* Records to process
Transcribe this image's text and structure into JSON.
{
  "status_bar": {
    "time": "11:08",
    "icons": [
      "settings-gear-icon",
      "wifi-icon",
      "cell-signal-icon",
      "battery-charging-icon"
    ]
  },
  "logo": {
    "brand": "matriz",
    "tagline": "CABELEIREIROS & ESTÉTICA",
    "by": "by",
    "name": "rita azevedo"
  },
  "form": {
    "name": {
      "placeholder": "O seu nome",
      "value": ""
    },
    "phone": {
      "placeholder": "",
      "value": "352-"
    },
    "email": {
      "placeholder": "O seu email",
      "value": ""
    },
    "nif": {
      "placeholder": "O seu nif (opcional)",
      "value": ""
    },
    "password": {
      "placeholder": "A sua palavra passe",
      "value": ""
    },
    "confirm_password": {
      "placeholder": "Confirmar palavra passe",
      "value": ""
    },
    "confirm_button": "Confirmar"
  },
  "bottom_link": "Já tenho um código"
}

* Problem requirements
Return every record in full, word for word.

* Your solution
Transcribe this image's text and structure into JSON.
{
  "status_bar": {
    "time": "11:08",
    "icons": [
      "settings-gear-icon",
      "wifi-icon",
      "cell-signal-icon",
      "battery-charging-icon"
    ]
  },
  "logo": {
    "brand": "matriz",
    "tagline": "CABELEIREIROS & ESTÉTICA",
    "by": "by",
    "name": "rita azevedo"
  },
  "form": {
    "name": {
      "placeholder": "O seu nome",
      "value": ""
    },
    "phone": {
      "placeholder": "",
      "value": "352-"
    },
    "email": {
      "placeholder": "O seu email",
      "value": ""
    },
    "nif": {
      "placeholder": "O seu nif (opcional)",
      "value": ""
    },
    "password": {
      "placeholder": "A sua palavra passe",
      "value": ""
    },
    "confirm_password": {
      "placeholder": "Confirmar palavra passe",
      "value": ""
    },
    "confirm_button": "Confirmar"
  },
  "bottom_link": "Já tenho um código"
}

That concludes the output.